### Work to complete
Each line containing the word "JSON" must be copied from the material below.

### Provided records
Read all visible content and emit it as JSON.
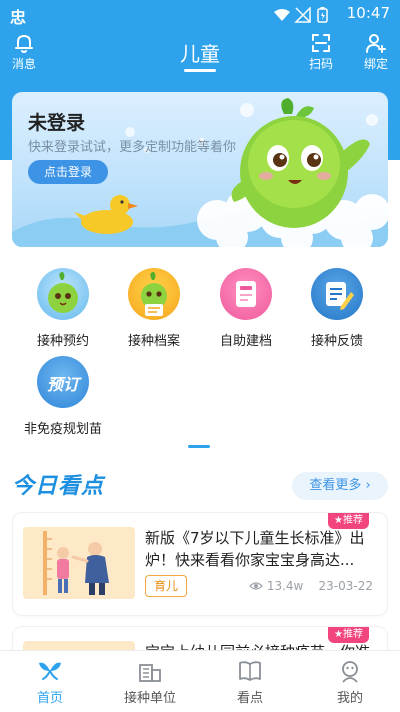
{
  "status_bar": {
    "time": "10:47",
    "app_glyph": "忠"
  },
  "header": {
    "title": "儿童",
    "left": {
      "label": "消息",
      "icon": "bell-icon"
    },
    "right": [
      {
        "label": "扫码",
        "icon": "scan-icon"
      },
      {
        "label": "绑定",
        "icon": "add-user-icon"
      }
    ]
  },
  "banner": {
    "title": "未登录",
    "subtitle": "快来登录试试，更多定制功能等着你",
    "button": "点击登录"
  },
  "menu": {
    "items": [
      {
        "label": "接种预约",
        "icon": "mascot-icon"
      },
      {
        "label": "接种档案",
        "icon": "mascot-icon"
      },
      {
        "label": "自助建档",
        "icon": "document-icon"
      },
      {
        "label": "接种反馈",
        "icon": "feedback-icon"
      },
      {
        "label": "非免疫规划苗",
        "icon": "reserve-icon",
        "badge_text": "预订"
      }
    ]
  },
  "news": {
    "section_title": "今日看点",
    "more": "查看更多 ›",
    "items": [
      {
        "title": "新版《7岁以下儿童生长标准》出炉！快来看看你家宝宝身高达...",
        "tag": "育儿",
        "views": "13.4w",
        "date": "23-03-22",
        "badge": "★推荐"
      },
      {
        "title": "宝宝上幼儿园前必接种疫苗，你准备...",
        "tag": "",
        "views": "",
        "date": "",
        "badge": "★推荐"
      }
    ]
  },
  "bottom_nav": {
    "items": [
      {
        "label": "首页",
        "icon": "home-icon",
        "active": true
      },
      {
        "label": "接种单位",
        "icon": "building-icon",
        "active": false
      },
      {
        "label": "看点",
        "icon": "book-icon",
        "active": false
      },
      {
        "label": "我的",
        "icon": "profile-icon",
        "active": false
      }
    ]
  },
  "colors": {
    "primary": "#2ea3ec",
    "accent_badge": "#f2457d",
    "tag": "#e88d14"
  }
}
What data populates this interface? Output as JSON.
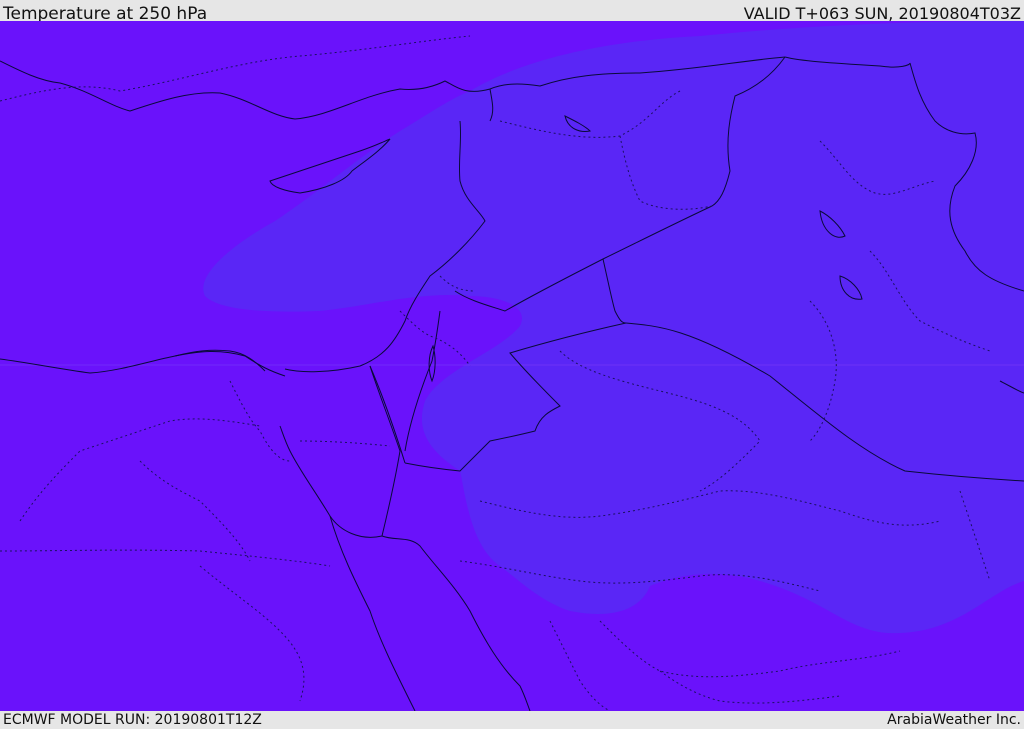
{
  "header": {
    "title": "Temperature at 250 hPa",
    "valid": "VALID T+063 SUN, 20190804T03Z"
  },
  "footer": {
    "model_run": "ECMWF MODEL RUN: 20190801T12Z",
    "credit": "ArabiaWeather Inc."
  },
  "colors": {
    "field_cold": "#6a12fb",
    "field_warm": "#5a26f6",
    "coast": "#0a0a3a",
    "frame": "#e6e6e6"
  }
}
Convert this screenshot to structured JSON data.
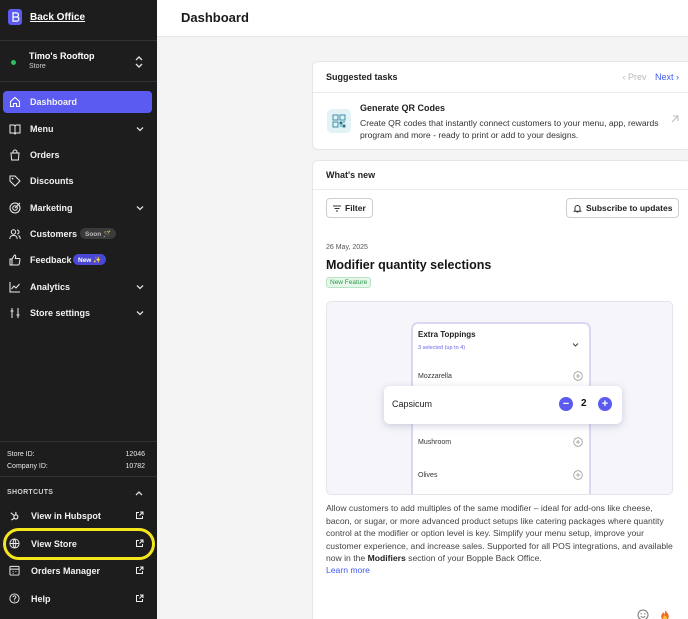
{
  "app": {
    "brand": "Back Office"
  },
  "store": {
    "name": "Timo's Rooftop",
    "type": "Store",
    "status_color": "#2bbf5c"
  },
  "nav": {
    "items": [
      {
        "label": "Dashboard",
        "icon": "home-icon",
        "active": true
      },
      {
        "label": "Menu",
        "icon": "book-icon",
        "expandable": true
      },
      {
        "label": "Orders",
        "icon": "bag-icon"
      },
      {
        "label": "Discounts",
        "icon": "tag-icon"
      },
      {
        "label": "Marketing",
        "icon": "target-icon",
        "expandable": true
      },
      {
        "label": "Customers",
        "icon": "users-icon",
        "badge": "Soon 🪄"
      },
      {
        "label": "Feedback",
        "icon": "thumbs-up-icon",
        "badge": "New ✨"
      },
      {
        "label": "Analytics",
        "icon": "chart-icon",
        "expandable": true
      },
      {
        "label": "Store settings",
        "icon": "sliders-icon",
        "expandable": true
      }
    ]
  },
  "ids": {
    "store_label": "Store ID:",
    "store_value": "12046",
    "company_label": "Company ID:",
    "company_value": "10782"
  },
  "shortcuts": {
    "heading": "SHORTCUTS",
    "items": [
      {
        "label": "View in Hubspot",
        "icon": "hubspot-icon"
      },
      {
        "label": "View Store",
        "icon": "globe-icon",
        "highlighted": true
      },
      {
        "label": "Orders Manager",
        "icon": "calendar-icon"
      },
      {
        "label": "Help",
        "icon": "help-icon"
      }
    ]
  },
  "header": {
    "title": "Dashboard"
  },
  "suggested": {
    "heading": "Suggested tasks",
    "prev": "Prev",
    "next": "Next",
    "task_title": "Generate QR Codes",
    "task_desc": "Create QR codes that instantly connect customers to your menu, app, rewards program and more - ready to print or add to your designs."
  },
  "news": {
    "heading": "What's new",
    "filter_label": "Filter",
    "subscribe_label": "Subscribe to updates",
    "date": "26 May, 2025",
    "title": "Modifier quantity selections",
    "tag": "New Feature",
    "preview": {
      "group": "Extra Toppings",
      "group_sub": "3 selected (up to 4)",
      "rows": [
        "Mozzarella",
        "Mushroom",
        "Olives"
      ],
      "selected": "Capsicum",
      "qty": "2"
    },
    "body_1": "Allow customers to add multiples of the same modifier – ideal for add-ons like cheese, bacon, or sugar, or more advanced product setups like catering packages where quantity control at the modifier or option level is key. Simplify your menu setup, improve your customer experience, and increase sales. Supported for all POS integrations, and available now in the ",
    "body_bold": "Modifiers",
    "body_2": " section of your Bopple Back Office.",
    "learn_more": "Learn more"
  },
  "colors": {
    "accent": "#5b5bf2",
    "link": "#3f5cf0",
    "highlight": "#f5e61c",
    "sidebar": "#1d1d1d"
  }
}
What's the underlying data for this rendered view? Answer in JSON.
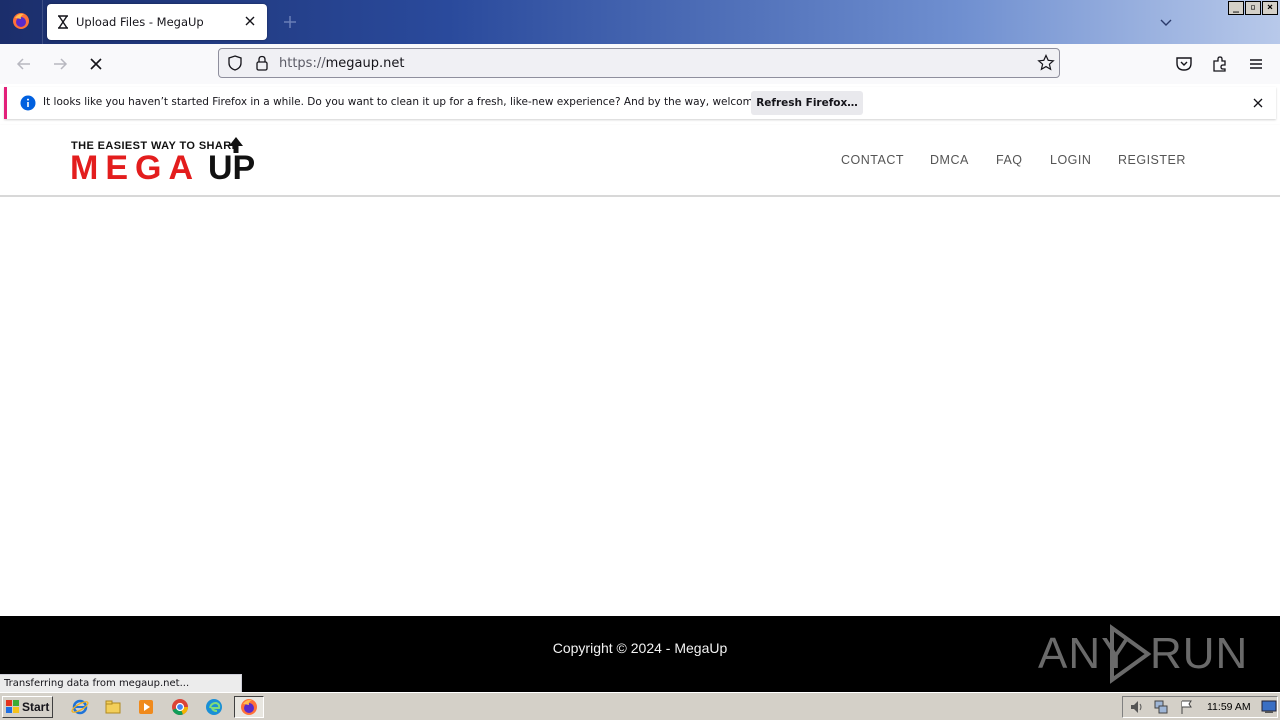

### Reply to the task
Read all visible content and emit it as JSON.
What data populates this interface? Output as JSON.
Convert this screenshot to structured JSON data.
What's the underlying data for this rendered view? Answer in JSON.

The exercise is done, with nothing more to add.